Scan the material for the word "size", then return every line where it appears.

········

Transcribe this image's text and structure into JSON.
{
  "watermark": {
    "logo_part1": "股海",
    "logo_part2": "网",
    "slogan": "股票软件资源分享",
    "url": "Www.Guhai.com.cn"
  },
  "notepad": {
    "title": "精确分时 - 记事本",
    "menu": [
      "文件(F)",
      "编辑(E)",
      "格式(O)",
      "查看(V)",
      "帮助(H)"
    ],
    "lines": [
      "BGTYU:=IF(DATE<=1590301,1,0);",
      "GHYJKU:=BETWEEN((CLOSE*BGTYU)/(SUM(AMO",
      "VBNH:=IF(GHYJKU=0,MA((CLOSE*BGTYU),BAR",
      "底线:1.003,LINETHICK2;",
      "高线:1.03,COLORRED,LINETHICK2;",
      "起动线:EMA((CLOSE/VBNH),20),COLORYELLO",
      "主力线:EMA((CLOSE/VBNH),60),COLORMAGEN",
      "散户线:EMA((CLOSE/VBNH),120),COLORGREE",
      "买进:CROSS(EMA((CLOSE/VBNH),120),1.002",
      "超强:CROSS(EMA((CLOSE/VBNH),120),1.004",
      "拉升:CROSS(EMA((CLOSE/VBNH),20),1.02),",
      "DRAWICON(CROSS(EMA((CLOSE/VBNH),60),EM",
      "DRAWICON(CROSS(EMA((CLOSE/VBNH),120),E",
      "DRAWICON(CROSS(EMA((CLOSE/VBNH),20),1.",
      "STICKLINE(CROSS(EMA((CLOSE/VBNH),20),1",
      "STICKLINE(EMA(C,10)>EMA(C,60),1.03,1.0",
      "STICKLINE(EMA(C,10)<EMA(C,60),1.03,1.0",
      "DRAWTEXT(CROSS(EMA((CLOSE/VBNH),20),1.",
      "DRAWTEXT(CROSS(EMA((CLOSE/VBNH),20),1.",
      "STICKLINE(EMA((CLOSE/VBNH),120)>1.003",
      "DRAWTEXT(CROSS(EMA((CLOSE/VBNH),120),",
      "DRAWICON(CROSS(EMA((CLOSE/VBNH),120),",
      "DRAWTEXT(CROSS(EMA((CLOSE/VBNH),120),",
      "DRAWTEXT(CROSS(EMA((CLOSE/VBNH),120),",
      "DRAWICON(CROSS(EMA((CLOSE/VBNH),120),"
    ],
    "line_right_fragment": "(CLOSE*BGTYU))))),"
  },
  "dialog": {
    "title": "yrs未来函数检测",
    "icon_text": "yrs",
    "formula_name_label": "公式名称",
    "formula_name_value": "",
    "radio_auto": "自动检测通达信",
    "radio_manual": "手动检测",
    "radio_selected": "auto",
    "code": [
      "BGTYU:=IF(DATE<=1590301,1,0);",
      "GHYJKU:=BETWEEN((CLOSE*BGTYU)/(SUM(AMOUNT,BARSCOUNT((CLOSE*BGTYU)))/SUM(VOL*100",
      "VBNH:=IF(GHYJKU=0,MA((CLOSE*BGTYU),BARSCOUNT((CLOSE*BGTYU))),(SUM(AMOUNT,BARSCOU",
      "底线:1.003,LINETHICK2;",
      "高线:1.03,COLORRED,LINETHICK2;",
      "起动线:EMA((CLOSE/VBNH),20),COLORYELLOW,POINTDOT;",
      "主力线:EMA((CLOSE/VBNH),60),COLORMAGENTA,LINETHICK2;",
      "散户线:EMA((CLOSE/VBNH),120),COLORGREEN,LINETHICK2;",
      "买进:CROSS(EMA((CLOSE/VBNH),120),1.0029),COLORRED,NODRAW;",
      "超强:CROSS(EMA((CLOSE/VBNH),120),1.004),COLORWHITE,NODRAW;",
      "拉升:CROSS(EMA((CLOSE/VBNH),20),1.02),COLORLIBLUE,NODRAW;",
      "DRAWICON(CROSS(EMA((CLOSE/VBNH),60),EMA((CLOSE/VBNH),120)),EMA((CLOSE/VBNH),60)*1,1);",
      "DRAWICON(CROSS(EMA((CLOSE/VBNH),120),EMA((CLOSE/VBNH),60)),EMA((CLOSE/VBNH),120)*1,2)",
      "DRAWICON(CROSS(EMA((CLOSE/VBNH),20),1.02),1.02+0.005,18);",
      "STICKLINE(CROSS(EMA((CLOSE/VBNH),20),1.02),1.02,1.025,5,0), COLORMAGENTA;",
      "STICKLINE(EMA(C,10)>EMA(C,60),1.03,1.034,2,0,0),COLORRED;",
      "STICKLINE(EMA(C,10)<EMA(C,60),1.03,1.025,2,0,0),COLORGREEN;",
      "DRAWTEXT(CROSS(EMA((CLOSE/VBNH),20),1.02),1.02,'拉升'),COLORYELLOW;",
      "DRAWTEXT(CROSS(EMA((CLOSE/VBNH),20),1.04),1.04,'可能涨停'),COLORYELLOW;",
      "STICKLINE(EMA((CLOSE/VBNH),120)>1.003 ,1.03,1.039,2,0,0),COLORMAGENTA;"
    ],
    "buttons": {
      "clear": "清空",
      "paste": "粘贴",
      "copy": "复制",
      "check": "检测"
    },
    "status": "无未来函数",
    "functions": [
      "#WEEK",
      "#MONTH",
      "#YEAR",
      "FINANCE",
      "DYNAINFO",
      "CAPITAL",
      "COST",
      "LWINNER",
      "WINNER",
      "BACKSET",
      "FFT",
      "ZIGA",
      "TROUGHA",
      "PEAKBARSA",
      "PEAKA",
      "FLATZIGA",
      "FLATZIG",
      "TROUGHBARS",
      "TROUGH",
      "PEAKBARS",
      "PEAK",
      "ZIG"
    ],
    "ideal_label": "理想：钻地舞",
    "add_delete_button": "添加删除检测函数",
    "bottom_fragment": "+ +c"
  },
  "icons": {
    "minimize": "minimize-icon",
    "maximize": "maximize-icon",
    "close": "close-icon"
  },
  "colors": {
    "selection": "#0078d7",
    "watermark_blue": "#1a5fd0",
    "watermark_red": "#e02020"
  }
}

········

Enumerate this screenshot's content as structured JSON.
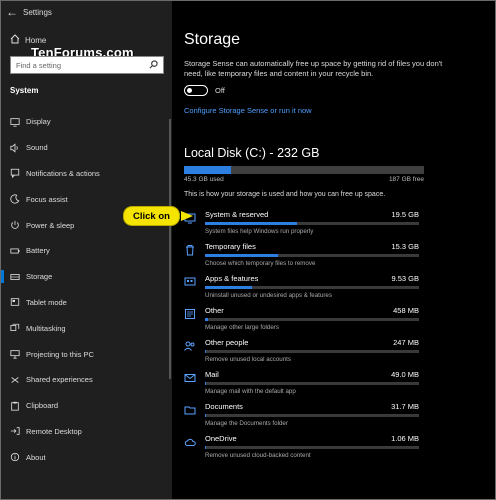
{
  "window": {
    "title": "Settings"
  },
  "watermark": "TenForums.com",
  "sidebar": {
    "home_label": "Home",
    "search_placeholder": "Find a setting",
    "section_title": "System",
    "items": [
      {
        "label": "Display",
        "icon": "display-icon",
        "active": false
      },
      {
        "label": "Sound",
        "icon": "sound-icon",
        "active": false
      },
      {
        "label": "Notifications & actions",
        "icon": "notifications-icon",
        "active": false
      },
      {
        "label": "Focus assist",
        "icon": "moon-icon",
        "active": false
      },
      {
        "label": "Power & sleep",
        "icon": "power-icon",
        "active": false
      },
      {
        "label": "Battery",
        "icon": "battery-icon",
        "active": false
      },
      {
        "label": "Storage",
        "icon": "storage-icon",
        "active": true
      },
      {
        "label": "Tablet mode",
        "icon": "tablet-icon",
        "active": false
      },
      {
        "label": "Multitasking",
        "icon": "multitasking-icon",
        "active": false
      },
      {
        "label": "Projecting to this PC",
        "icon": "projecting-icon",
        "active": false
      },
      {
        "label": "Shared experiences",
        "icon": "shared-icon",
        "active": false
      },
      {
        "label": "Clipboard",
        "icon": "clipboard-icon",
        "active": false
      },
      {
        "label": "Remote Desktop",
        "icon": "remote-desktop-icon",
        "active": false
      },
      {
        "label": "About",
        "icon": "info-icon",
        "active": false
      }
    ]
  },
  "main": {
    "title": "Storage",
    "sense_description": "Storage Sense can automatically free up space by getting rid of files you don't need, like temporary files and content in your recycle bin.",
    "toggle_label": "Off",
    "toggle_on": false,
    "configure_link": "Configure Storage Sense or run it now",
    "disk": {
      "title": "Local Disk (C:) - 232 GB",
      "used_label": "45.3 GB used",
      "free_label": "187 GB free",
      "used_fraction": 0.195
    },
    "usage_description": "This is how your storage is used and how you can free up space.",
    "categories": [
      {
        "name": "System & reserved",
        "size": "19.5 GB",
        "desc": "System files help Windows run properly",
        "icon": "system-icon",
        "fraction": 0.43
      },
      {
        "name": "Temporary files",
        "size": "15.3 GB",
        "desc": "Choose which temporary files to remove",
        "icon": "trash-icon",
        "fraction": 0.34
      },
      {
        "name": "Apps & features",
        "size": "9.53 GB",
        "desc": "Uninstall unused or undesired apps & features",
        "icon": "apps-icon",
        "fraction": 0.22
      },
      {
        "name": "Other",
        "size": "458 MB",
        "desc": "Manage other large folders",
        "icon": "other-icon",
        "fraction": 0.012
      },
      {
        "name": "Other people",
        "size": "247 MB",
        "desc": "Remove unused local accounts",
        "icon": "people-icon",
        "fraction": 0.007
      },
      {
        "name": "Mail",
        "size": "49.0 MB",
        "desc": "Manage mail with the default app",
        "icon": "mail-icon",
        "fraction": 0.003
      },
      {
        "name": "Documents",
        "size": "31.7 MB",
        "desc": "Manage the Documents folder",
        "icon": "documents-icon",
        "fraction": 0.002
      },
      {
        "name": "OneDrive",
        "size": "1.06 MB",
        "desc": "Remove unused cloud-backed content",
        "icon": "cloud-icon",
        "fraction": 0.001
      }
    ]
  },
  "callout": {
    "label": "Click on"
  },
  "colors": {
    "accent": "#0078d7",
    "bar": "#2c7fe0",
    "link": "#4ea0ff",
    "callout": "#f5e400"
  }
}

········

- **Solution to this problem**:
        "size": "19.5 GB",
        "size": "15.3 GB",
        "size": "9.53 GB",
        "size": "458 MB",
        "size": "247 MB",
        "size": "49.0 MB",
        "size": "31.7 MB",
        "size": "1.06 MB",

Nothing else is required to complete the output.